I couldn’t see it at first. My husband pointed to the ground. “Regarde, les asperges!’ I started rifling through the small rolodex of newly learned French words in my head. I must have it wrong, I thought. I couldn’t see anything that resembled asparagus. He pointed again. Nothing. He bent over and picked up the tiniest stalk. That? I would have never seen that. It wasn’t what I used to buy at Byerly’s. “How do you know where to look?” I asked. He showed me the fluffy weed-like thing sprouting on the ground. Oh, I thought, I could see that. “Does it grow within that?” “Oh no,” he explained. “Well, close by then?” “Sometimes. Sometimes not.” That is the worst clue, I thought to myself.

The season is short. Just a few weeks in the spring. I didn’t think about it much that first season. But the next March, while out walking, I just randomly saw one on the side of the road. I looked around all smiles, as one does, to see if anyone saw me make my big discovery. No one had. I picked it. And from then on, without my knowledge or permission, I started not only looking, but seeing.

I suppose we all think we are being so obvious. That everyone should know exactly how we feel. Really see us. Perhaps the clues we give are as ridiculous as a random fluffy weed.

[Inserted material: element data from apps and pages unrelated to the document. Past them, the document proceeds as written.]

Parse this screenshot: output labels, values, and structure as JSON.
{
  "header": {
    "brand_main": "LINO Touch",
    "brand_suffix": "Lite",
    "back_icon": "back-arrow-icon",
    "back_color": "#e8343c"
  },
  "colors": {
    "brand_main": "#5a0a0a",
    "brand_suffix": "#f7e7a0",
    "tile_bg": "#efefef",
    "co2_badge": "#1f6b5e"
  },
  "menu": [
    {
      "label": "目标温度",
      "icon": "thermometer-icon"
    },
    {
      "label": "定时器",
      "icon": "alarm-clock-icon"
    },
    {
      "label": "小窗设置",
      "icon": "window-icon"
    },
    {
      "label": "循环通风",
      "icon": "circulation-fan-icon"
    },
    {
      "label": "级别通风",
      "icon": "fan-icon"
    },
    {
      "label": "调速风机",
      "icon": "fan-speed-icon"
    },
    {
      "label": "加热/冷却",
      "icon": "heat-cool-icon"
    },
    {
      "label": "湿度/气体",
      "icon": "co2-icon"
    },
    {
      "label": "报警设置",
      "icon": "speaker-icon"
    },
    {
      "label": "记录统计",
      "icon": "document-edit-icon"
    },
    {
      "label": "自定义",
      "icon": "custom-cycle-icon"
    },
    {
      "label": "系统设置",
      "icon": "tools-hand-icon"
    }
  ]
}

Nature tells us that it is worth the look. Worth the time. As I walk this world, I am reminded to do the same with you. It would be so easy to just walk on by. I’m sure I’ve done it a million times. But I want to see you. Really see you. I will only ask one thing, that you give me even the smallest of clues. Wave in the breeze just a little. I can’t promise I will understand immediately. But I can promise you this, I will look. Daily.